A cold case dating from the 1960s draws forensic anthropologist Gideon Oliver to the Channel Islands decades later to shine a light on the mysterious connection between two men who died there on the same night.
Swapped as young boys by their fathers during the Nazi occupation, wealthy Roddy Carlisle and middle-class George Skinner had some readjusting to do after the war endedbut their lives remained linked through work, trouble with the law, and finally, it would seem, through murder.

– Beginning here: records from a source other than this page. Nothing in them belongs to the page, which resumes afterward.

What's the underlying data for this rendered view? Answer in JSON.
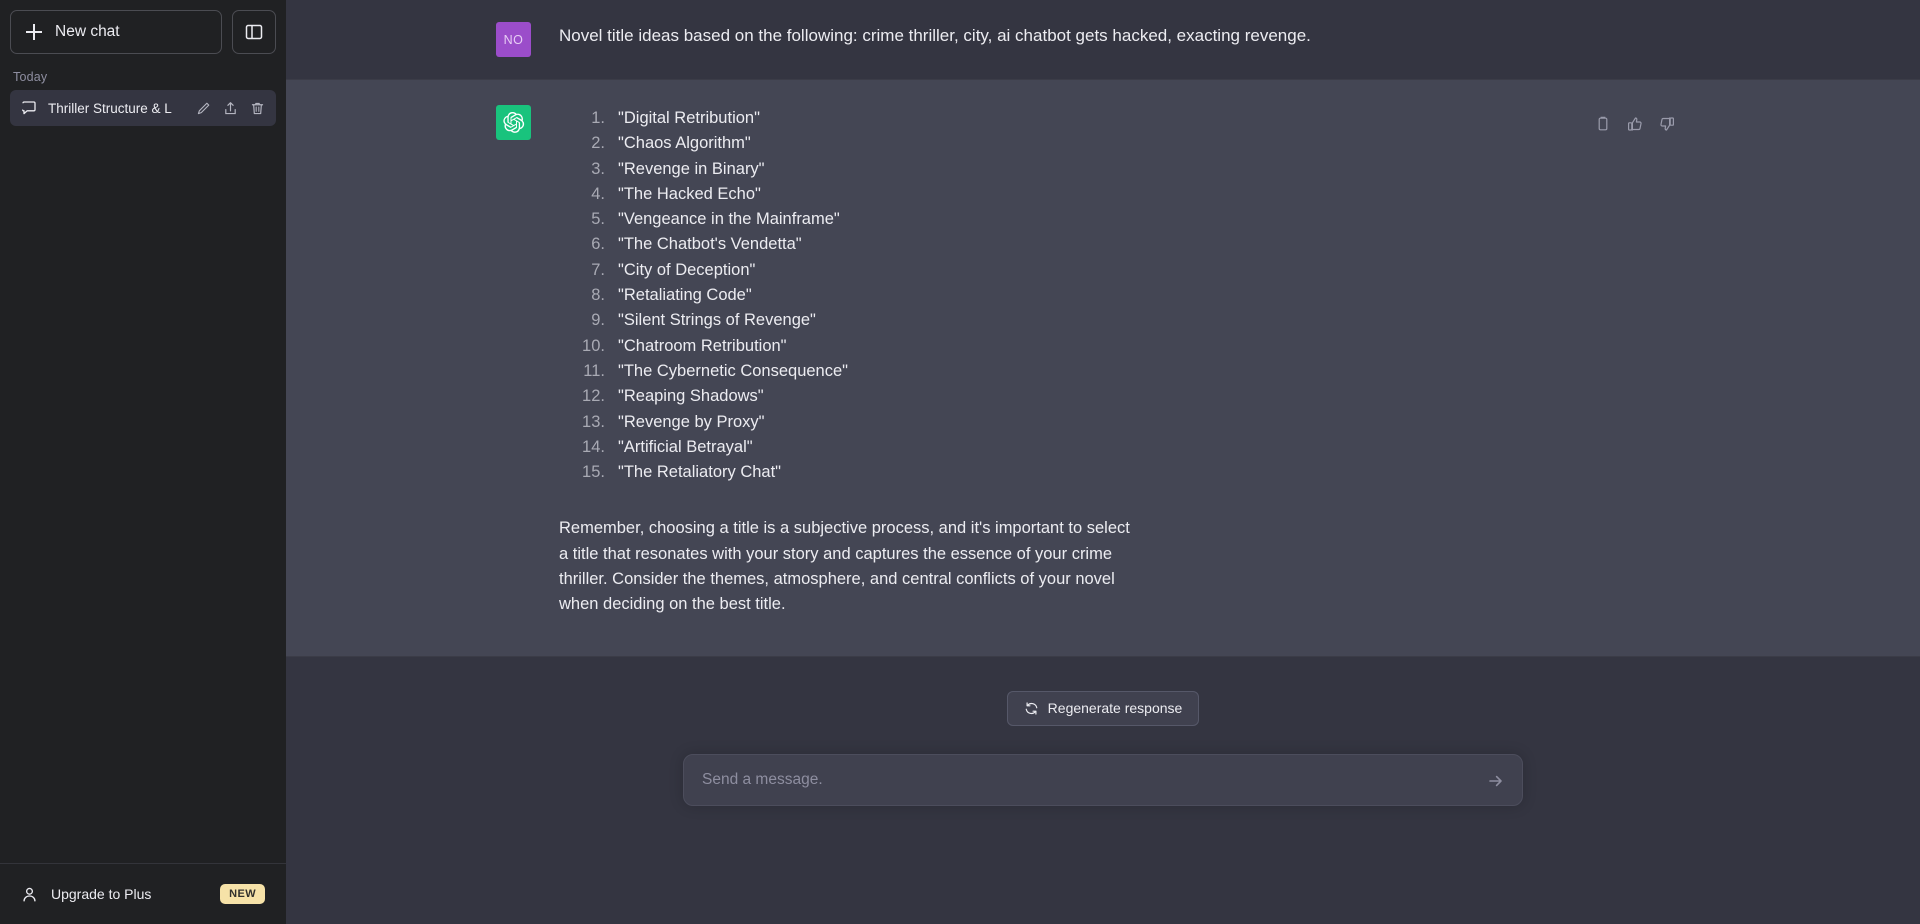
{
  "sidebar": {
    "new_chat_label": "New chat",
    "new_chat_icon": "plus-icon",
    "panel_toggle_icon": "sidebar-panel-icon",
    "section_label": "Today",
    "chats": [
      {
        "title": "Thriller Structure & L",
        "icon": "chat-bubble-icon",
        "actions": [
          "edit-pencil-icon",
          "share-upload-icon",
          "trash-icon"
        ]
      }
    ],
    "upgrade": {
      "label": "Upgrade to Plus",
      "icon": "person-icon",
      "badge": "NEW",
      "badge_color": "#f6e2a8"
    }
  },
  "conversation": {
    "messages": [
      {
        "role": "user",
        "avatar_initials": "NO",
        "avatar_color": "#9b4dca",
        "text": "Novel title ideas based on the following: crime thriller, city, ai chatbot gets hacked, exacting revenge."
      },
      {
        "role": "assistant",
        "avatar_icon": "openai-logo-icon",
        "avatar_color": "#19c37d",
        "list": [
          "\"Digital Retribution\"",
          "\"Chaos Algorithm\"",
          "\"Revenge in Binary\"",
          "\"The Hacked Echo\"",
          "\"Vengeance in the Mainframe\"",
          "\"The Chatbot's Vendetta\"",
          "\"City of Deception\"",
          "\"Retaliating Code\"",
          "\"Silent Strings of Revenge\"",
          "\"Chatroom Retribution\"",
          "\"The Cybernetic Consequence\"",
          "\"Reaping Shadows\"",
          "\"Revenge by Proxy\"",
          "\"Artificial Betrayal\"",
          "\"The Retaliatory Chat\""
        ],
        "closing": "Remember, choosing a title is a subjective process, and it's important to select a title that resonates with your story and captures the essence of your crime thriller. Consider the themes, atmosphere, and central conflicts of your novel when deciding on the best title.",
        "tools": [
          "copy-icon",
          "thumbs-up-icon",
          "thumbs-down-icon"
        ]
      }
    ]
  },
  "composer": {
    "regenerate_label": "Regenerate response",
    "regenerate_icon": "refresh-icon",
    "placeholder": "Send a message.",
    "value": "",
    "send_icon": "send-arrow-icon"
  },
  "theme": {
    "sidebar_bg": "#202123",
    "user_msg_bg": "#343541",
    "assistant_msg_bg": "#444654",
    "accent_green": "#19c37d",
    "accent_purple": "#9b4dca"
  }
}
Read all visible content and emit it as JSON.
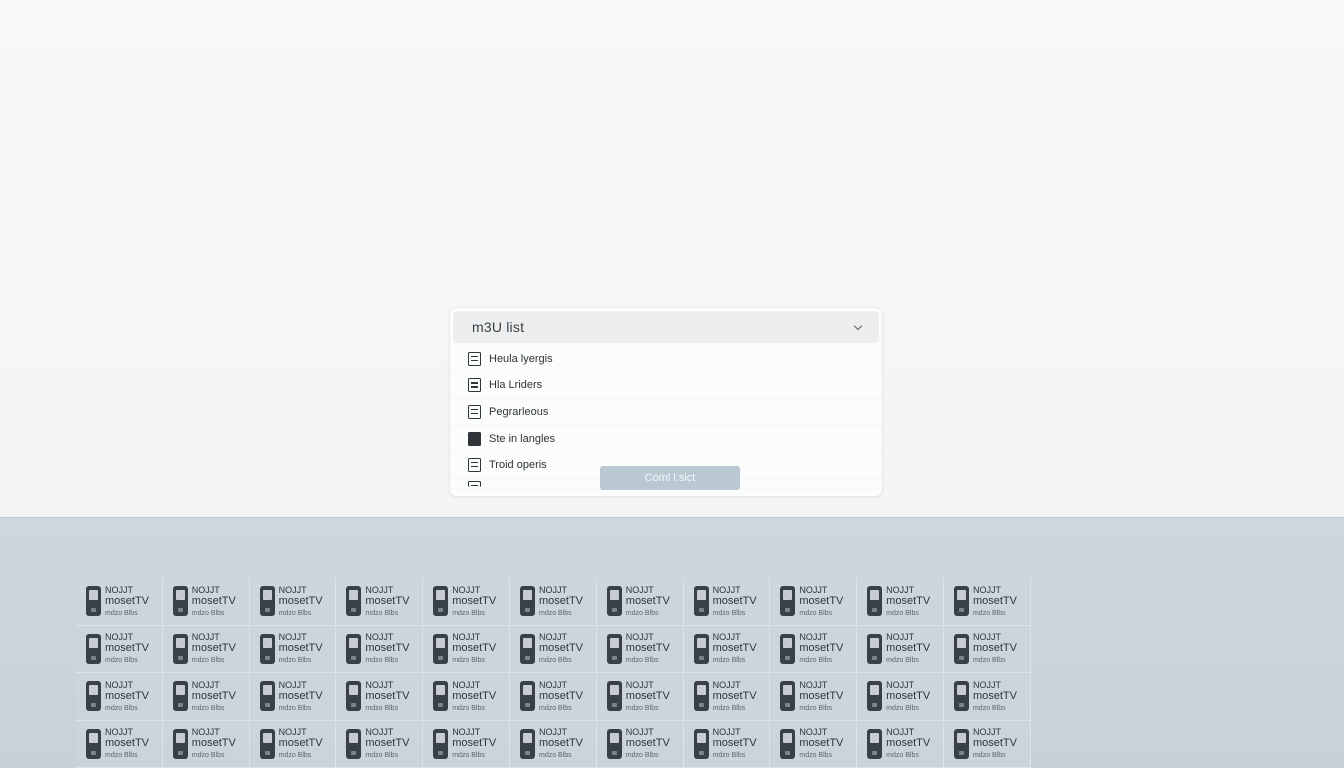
{
  "dropdown": {
    "title": "m3U list",
    "items": [
      {
        "label": "Heula lyergis",
        "icon": "list-icon"
      },
      {
        "label": "Hla Lriders",
        "icon": "list-icon"
      },
      {
        "label": "Pegrarleous",
        "icon": "list-icon"
      },
      {
        "label": "Ste in langles",
        "icon": "square-icon"
      },
      {
        "label": "Troid operis",
        "icon": "list-icon"
      }
    ],
    "button_label": "Coml l.sict"
  },
  "grid": {
    "rows": 4,
    "columns": 11,
    "tile": {
      "line1": "NOJJT",
      "line2": "mosetTV",
      "line3": "mdzo Blbs",
      "icon": "phone-icon"
    }
  }
}
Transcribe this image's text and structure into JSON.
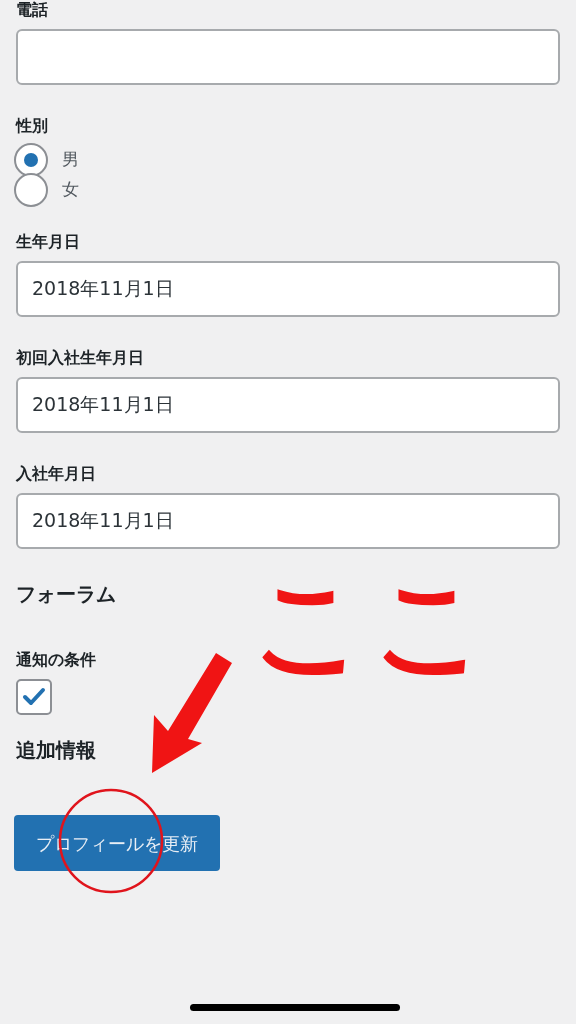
{
  "fields": [
    {
      "kind": "text",
      "label": "電話"
    },
    {
      "kind": "radio",
      "label": "性別",
      "options": [
        {
          "label": "男",
          "selected": true
        },
        {
          "label": "女",
          "selected": false
        }
      ]
    },
    {
      "kind": "text",
      "label": "生年月日",
      "value": "2018年11月1日"
    },
    {
      "kind": "text",
      "label": "初回入社生年月日",
      "value": "2018年11月1日"
    },
    {
      "kind": "text",
      "label": "入社年月日",
      "value": "2018年11月1日"
    },
    {
      "kind": "heading",
      "label": "フォーラム"
    },
    {
      "kind": "checkbox",
      "label": "通知の条件",
      "checked": true
    },
    {
      "kind": "heading",
      "label": "追加情報"
    }
  ],
  "submit_button": "プロフィールを更新",
  "annotation": {
    "text": "ここ"
  }
}
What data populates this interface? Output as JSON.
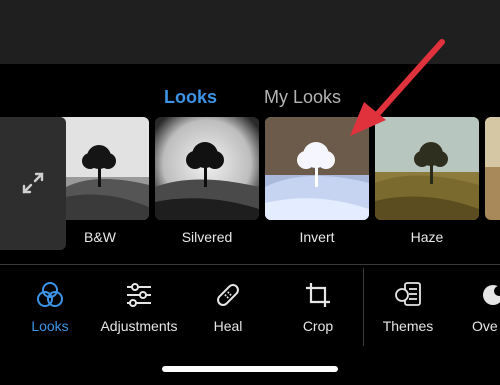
{
  "tabs": {
    "looks": "Looks",
    "my_looks": "My Looks"
  },
  "thumbnails": [
    {
      "label": ""
    },
    {
      "label": "B&W"
    },
    {
      "label": "Silvered"
    },
    {
      "label": "Invert"
    },
    {
      "label": "Haze"
    },
    {
      "label": ""
    }
  ],
  "nav": {
    "looks": "Looks",
    "adjustments": "Adjustments",
    "heal": "Heal",
    "crop": "Crop",
    "themes": "Themes",
    "overlays": "Ove"
  },
  "colors": {
    "accent": "#3d94e6",
    "annotation_arrow": "#e0323c"
  },
  "icons": {
    "expand": "expand-arrows-icon",
    "looks": "three-circles-icon",
    "adjustments": "sliders-icon",
    "heal": "bandage-icon",
    "crop": "crop-icon",
    "themes": "themes-icon"
  }
}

Nobody expects that Gideon’s modern-day investigation will turn up fresh bodies. But old bones tell many tales, and the Skeleton Detective has to be at his sharpest to piece together the truth before the body count mounts still higher.
Declared “a series that never disappoints” by the Philadelphia Inquirer, the Gideon Oliver mystery series is highly recommended for fans of Agatha Christie and Kathy Reichs.
About the Author
Former forensic anthropology professor and Edgar Award winner Aaron Elkins can’t seem to let go of the past—he has written his eighteenth book featuring the globetrotting Skeleton Detective, Gideon Oliver. Often credited with launching the forensic mystery genre in the early 1980s with Fellowship of Fear, Elkins has written nonfiction articles for the New York Times travel magazine, Smithsonian magazine, and Writer’s Digest. His books have been made into a major ABC television series and have been published in over a dozen languages. In addition to the Edgar, which he won for Old Bones, his fourth Gideon Oliver book, he has also won a Nero Award and shared an Agatha Award with his wife and coauthor, Charlotte Elkins. Elkins lives in a small town on the Washington coast, where (when he’s not writing) he serves as the forensic anthropologist for the Olympic Peninsula Cold Case Task Force.
Most Helpful Customer Reviews
The book started out as an interesting mystery, but became filled with meaningless events and repetitive actions by the characters that were distracting and made for a slow read. There were still some interesting twist and turns that kept me reading.